━━━━━ Data extracts ━━━━━

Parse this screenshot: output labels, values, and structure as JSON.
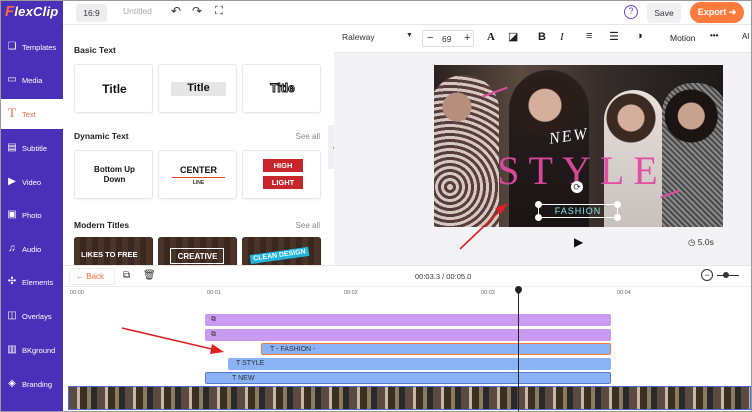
{
  "app": {
    "logo_first": "F",
    "logo_rest": "lexClip"
  },
  "sidebar": {
    "items": [
      {
        "label": "Templates",
        "icon": "layers-icon"
      },
      {
        "label": "Media",
        "icon": "folder-icon"
      },
      {
        "label": "Text",
        "icon": "text-icon"
      },
      {
        "label": "Subtitle",
        "icon": "subtitle-icon"
      },
      {
        "label": "Video",
        "icon": "video-icon"
      },
      {
        "label": "Photo",
        "icon": "photo-icon"
      },
      {
        "label": "Audio",
        "icon": "music-icon"
      },
      {
        "label": "Elements",
        "icon": "elements-icon"
      },
      {
        "label": "Overlays",
        "icon": "overlays-icon"
      },
      {
        "label": "BKground",
        "icon": "background-icon"
      },
      {
        "label": "Branding",
        "icon": "branding-icon"
      }
    ]
  },
  "topbar": {
    "ratio": "16:9",
    "title": "Untitled",
    "help": "?",
    "save": "Save",
    "export": "Export"
  },
  "panel": {
    "basic_title": "Basic Text",
    "basic_cards": [
      "Title",
      "Title",
      "Title"
    ],
    "dynamic_title": "Dynamic Text",
    "dynamic_see_all": "See all",
    "dynamic_cards": {
      "c1_line1": "Bottom Up",
      "c1_line2": "Down",
      "c2_line1": "CENTER",
      "c2_line2": "LINE",
      "c3_line1": "HIGH",
      "c3_line2": "LIGHT"
    },
    "modern_title": "Modern Titles",
    "modern_see_all": "See all",
    "modern_cards": [
      "LIKES TO FREE",
      "CREATIVE",
      "CLEAN DESIGN"
    ]
  },
  "text_toolbar": {
    "font": "Raleway",
    "size": "69",
    "motion": "Motion",
    "more": "•••",
    "cut": "Al"
  },
  "canvas": {
    "new_text": "NEW",
    "style_text": "STYLE",
    "fashion_text": "FASHION",
    "duration": "5.0s"
  },
  "timeline": {
    "back": "Back",
    "time": "00:03.3 / 00:05.0",
    "ruler": [
      "00:00",
      "00:01",
      "00:02",
      "00:03",
      "00:04"
    ],
    "tracks": {
      "fashion": "- FASHION -",
      "style": "STYLE",
      "new": "NEW"
    }
  },
  "colors": {
    "sidebar": "#4a2fb8",
    "accent": "#ff7a3d",
    "track_purple": "#c99af0",
    "track_blue": "#8ab3f5",
    "pink_text": "#e04aa0"
  }
}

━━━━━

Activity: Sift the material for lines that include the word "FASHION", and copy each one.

Response for this exercise:
    "fashion_text": "FASHION",
      "fashion": "- FASHION -",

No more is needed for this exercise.